INSTRUCTIONS FOR THE TASK:
Work through the data below line by line and say how many lines hold "Days"; give only the number.

Items listed in a dataset
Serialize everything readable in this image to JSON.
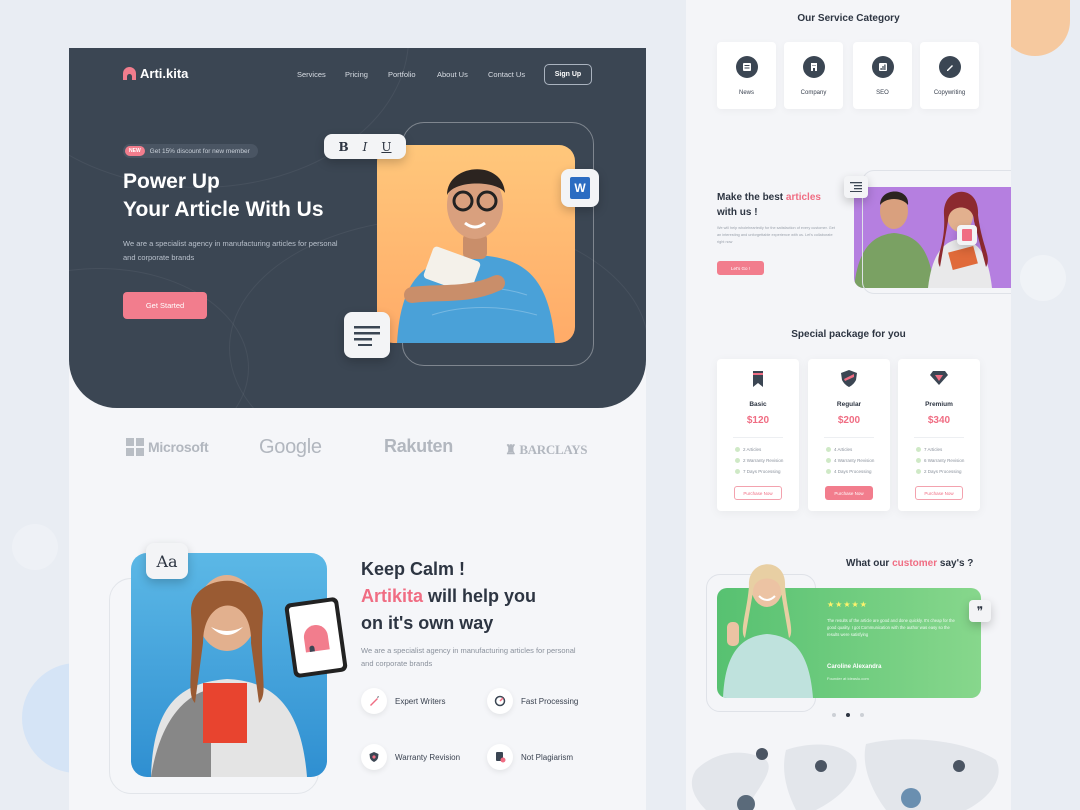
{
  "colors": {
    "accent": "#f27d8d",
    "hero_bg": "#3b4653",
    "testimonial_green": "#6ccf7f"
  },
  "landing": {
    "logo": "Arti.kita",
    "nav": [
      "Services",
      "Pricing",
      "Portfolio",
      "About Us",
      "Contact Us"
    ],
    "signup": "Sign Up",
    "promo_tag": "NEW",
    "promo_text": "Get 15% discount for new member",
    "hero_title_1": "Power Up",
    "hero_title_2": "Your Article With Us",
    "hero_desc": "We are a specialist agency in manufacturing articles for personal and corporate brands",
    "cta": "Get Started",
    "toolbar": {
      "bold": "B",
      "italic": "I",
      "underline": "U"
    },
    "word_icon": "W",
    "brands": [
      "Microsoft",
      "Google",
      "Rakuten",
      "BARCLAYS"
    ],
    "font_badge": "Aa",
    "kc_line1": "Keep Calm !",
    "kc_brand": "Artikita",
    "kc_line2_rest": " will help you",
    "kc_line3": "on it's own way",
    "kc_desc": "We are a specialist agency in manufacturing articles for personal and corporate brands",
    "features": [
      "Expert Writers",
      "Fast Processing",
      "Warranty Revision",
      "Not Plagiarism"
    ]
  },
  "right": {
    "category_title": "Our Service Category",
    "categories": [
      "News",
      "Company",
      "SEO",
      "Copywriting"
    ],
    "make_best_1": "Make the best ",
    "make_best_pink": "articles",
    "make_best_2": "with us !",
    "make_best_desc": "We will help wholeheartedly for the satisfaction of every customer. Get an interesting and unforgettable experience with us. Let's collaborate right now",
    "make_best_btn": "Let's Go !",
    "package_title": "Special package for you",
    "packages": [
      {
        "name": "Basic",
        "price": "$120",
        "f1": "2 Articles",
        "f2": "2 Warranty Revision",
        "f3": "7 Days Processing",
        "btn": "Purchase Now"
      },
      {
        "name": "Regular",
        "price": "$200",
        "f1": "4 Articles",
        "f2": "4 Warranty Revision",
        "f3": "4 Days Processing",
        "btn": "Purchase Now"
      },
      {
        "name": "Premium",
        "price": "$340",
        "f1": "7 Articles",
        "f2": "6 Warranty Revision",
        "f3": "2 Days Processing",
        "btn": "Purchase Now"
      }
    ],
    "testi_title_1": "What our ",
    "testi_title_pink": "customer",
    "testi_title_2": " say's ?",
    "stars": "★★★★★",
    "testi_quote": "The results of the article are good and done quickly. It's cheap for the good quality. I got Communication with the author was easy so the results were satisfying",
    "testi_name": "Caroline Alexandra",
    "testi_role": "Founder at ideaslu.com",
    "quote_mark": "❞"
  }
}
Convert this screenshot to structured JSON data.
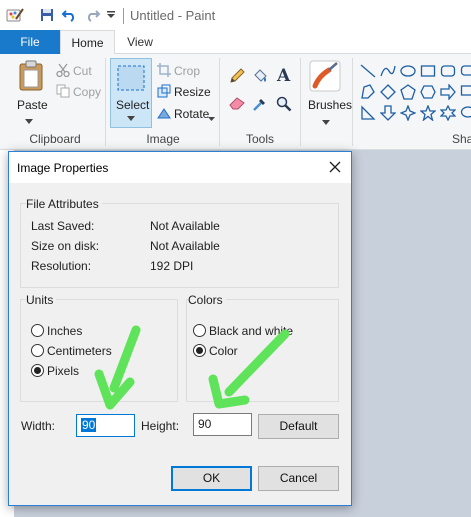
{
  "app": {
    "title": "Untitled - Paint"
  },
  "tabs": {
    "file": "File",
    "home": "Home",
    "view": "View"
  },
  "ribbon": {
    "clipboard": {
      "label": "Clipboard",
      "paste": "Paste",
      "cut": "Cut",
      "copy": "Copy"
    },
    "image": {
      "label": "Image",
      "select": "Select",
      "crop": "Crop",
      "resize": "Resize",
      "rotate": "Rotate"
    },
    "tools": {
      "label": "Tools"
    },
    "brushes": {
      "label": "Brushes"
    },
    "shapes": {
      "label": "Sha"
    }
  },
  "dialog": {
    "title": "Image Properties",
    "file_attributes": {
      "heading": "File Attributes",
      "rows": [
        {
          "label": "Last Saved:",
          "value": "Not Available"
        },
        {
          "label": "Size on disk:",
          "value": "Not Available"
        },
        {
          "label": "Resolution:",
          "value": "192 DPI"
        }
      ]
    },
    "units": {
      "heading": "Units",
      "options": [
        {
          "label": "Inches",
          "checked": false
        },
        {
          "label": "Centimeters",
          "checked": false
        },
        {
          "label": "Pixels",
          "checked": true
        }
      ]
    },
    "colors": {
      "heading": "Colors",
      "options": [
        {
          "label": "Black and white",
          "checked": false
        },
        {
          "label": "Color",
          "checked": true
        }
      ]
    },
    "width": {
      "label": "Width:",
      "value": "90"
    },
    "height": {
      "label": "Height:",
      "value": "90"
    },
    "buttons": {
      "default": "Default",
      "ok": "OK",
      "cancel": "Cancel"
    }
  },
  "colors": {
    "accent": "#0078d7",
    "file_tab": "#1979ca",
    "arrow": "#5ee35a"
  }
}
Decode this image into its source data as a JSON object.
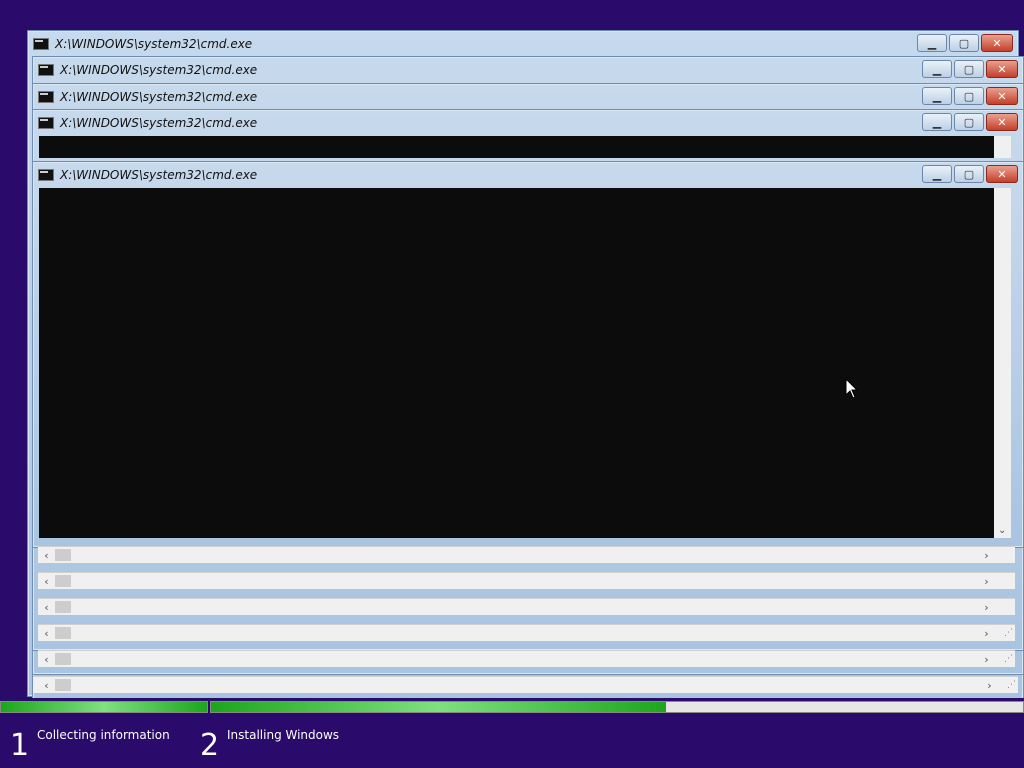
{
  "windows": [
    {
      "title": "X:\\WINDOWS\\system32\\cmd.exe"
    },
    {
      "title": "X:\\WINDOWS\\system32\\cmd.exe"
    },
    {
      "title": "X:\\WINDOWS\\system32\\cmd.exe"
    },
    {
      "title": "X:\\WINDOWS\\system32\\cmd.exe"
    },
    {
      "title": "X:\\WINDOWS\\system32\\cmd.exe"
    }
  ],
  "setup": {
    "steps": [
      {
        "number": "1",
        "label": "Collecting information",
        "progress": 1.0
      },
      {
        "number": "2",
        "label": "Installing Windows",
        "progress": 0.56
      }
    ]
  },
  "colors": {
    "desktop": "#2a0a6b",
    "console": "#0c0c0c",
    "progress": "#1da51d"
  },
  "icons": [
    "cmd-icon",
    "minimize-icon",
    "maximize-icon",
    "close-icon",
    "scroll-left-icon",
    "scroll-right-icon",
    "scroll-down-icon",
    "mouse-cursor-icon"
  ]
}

EXERCISE OUTPUT:
3